“If you want to know what gets me through my day…”
With that opening line, Jason White invites us in and sets the confident tone of his latest release The Longing.
What gets White, and by extension, the characters that inhabit his rich song vignettes, through their days, is a desire for something beyond the current limits of their lives. They hunger after what’s beautiful, what’s real, and often, what’s nameless and unattainable. They dream of new beginnings. They struggle for answers. They reach for love and fall short, but never quite give up.
The Longing is a stunning 10-song cycle that explores the longings and vagaries of the human heart. It begins with the gospel-tinged “For The Freeway Home” and the jaunty, loping title track, continues through the cinematic “Waitress” and Tin Pan Alley-like valentine “Perfect Stranger,” then winds down with the French-flavored “Belle Histoire d’Amour” and the breezy but black humor of “California.” With White’s strong acoustic guitar work and honey-on-sandpaper voice front and center, the collection offers up a melodic warmth that recalls 70s-era FM radio titans Elton John, Bread and The Eagles, while still sounding contemporary and completely fresh.
And there’s an edge to the softness, a confidence and authority that comes from White’s years of hard-won experience as both an artist and an award-winning songwriter. Born and raised in Cleveland, Jason White started playing guitar when he was seven. By the time he was in junior high, he was writing songs and gigging out with bands. His musical apprenticeship was as colorful as it was dramatic. Cross country touring in a van, an appearance on Star Search, the loss of a musical collaborator to suicide, a record deal turned sour, crooked management, and even a stint living Thoreau-style in a woodsy cabin.

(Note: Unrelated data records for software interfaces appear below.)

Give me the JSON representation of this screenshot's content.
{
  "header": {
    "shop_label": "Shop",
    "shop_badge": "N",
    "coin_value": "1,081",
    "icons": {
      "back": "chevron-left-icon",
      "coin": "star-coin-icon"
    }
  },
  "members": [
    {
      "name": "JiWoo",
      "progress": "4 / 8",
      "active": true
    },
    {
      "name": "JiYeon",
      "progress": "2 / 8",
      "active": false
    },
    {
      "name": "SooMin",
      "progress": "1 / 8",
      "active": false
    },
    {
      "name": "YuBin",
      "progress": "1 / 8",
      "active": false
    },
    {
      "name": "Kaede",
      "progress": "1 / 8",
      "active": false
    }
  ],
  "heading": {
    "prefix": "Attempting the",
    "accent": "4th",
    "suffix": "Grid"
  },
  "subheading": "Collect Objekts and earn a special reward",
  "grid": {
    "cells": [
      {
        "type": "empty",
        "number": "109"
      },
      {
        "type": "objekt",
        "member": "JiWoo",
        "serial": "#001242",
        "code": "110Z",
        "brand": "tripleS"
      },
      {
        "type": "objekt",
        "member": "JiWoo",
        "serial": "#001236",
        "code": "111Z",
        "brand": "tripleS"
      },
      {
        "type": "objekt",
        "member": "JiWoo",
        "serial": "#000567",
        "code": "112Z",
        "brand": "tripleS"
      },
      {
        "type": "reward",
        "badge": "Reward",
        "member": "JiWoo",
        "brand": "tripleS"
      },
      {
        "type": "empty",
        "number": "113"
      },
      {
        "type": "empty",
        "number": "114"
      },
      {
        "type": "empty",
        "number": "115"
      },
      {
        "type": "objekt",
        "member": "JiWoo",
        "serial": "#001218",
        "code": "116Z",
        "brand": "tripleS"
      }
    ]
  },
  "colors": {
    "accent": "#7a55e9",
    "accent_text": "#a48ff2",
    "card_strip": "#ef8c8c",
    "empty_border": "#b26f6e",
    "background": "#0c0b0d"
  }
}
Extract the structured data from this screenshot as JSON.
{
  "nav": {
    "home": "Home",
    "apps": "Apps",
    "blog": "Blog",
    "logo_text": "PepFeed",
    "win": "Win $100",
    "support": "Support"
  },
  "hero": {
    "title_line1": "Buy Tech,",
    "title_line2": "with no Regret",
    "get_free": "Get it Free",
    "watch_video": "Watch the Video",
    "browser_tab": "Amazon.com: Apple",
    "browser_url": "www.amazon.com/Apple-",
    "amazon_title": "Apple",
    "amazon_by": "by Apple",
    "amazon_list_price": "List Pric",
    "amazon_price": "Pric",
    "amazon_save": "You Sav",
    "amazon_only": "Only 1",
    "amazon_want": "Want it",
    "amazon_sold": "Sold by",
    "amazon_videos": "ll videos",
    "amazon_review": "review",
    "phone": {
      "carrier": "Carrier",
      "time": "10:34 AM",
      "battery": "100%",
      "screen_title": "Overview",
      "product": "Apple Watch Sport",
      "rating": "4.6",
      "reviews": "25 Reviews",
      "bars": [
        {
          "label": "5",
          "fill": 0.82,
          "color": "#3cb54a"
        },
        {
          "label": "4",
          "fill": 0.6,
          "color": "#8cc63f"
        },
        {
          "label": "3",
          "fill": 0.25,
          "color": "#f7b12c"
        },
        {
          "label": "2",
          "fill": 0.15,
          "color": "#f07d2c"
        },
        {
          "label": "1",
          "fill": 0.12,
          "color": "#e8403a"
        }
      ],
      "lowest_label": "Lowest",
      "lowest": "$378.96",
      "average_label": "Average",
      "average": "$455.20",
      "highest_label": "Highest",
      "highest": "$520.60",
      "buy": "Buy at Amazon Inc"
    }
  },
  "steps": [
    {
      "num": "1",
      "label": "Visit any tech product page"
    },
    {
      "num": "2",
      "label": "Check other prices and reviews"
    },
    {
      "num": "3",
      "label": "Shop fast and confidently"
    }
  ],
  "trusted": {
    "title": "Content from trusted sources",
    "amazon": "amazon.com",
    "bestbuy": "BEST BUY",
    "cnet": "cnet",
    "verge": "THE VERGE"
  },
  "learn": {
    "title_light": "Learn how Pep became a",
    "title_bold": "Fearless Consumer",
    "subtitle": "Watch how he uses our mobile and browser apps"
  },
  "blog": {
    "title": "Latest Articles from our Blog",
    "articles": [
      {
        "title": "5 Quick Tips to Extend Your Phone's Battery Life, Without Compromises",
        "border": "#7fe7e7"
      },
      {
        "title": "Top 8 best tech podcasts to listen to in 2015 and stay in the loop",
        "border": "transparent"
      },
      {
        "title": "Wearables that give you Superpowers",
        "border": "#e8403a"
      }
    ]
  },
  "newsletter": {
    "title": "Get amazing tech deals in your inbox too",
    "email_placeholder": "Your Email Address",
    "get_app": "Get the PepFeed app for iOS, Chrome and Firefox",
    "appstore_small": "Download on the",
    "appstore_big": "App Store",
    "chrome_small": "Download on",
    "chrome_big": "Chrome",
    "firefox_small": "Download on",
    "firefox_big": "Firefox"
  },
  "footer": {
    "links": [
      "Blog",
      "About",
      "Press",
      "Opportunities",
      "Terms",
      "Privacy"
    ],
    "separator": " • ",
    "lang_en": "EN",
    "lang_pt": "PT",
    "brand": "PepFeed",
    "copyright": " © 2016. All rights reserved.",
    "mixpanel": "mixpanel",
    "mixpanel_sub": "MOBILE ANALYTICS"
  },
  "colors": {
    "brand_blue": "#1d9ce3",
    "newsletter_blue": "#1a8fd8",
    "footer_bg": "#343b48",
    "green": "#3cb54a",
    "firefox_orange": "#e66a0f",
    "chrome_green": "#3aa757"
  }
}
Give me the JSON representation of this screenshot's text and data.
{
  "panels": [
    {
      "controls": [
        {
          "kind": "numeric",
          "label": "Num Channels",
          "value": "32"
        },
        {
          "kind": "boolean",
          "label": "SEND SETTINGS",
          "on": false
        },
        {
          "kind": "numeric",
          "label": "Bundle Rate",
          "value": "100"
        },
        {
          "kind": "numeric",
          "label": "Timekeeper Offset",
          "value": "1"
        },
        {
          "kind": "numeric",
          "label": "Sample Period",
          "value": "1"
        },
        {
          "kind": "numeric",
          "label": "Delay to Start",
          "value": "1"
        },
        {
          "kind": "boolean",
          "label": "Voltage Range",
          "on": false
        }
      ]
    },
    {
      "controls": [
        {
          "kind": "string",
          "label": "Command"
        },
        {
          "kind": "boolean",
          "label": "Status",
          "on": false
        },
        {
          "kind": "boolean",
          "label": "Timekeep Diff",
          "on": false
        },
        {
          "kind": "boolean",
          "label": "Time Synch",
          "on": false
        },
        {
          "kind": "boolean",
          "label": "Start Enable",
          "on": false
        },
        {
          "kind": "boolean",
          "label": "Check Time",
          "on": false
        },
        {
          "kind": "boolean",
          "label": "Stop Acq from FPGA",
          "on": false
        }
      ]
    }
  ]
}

Along the way, he released two critically acclaimed albums, Shades of Gray and Tonight’s Top Story. The first yielded a song that would change his life. In 2003, when a Nashville song plugger heard “Red Ragtop” on a local radio station, he brought it to Tim McGraw, who took it to #2 on the country charts. A moving tale of young love, its mention of abortion got it banned on several major stations and stirred up controversy in the national press. All of which helped White’s stock as a songwriter rise on Music Row.
As White prepares to hit the road in support of the album, he is cautiously optimistic about connecting with an audience in an overcrowded marketplace. “These days, everybody is so inundated with entertainment information, but most of it feels to me like it’s mass-produced. Even if you dig through the layers and there’s a real artist in there somewhere, it’s hard to tell. You hear vocals that have been Pro Tooled to death, songs that sound like they come from a machine. So what I hope is that people can listen to this record and hear that it’s homespun. That the songs were written very carefully and come from a sincere place, and the process was very organic and genuine.”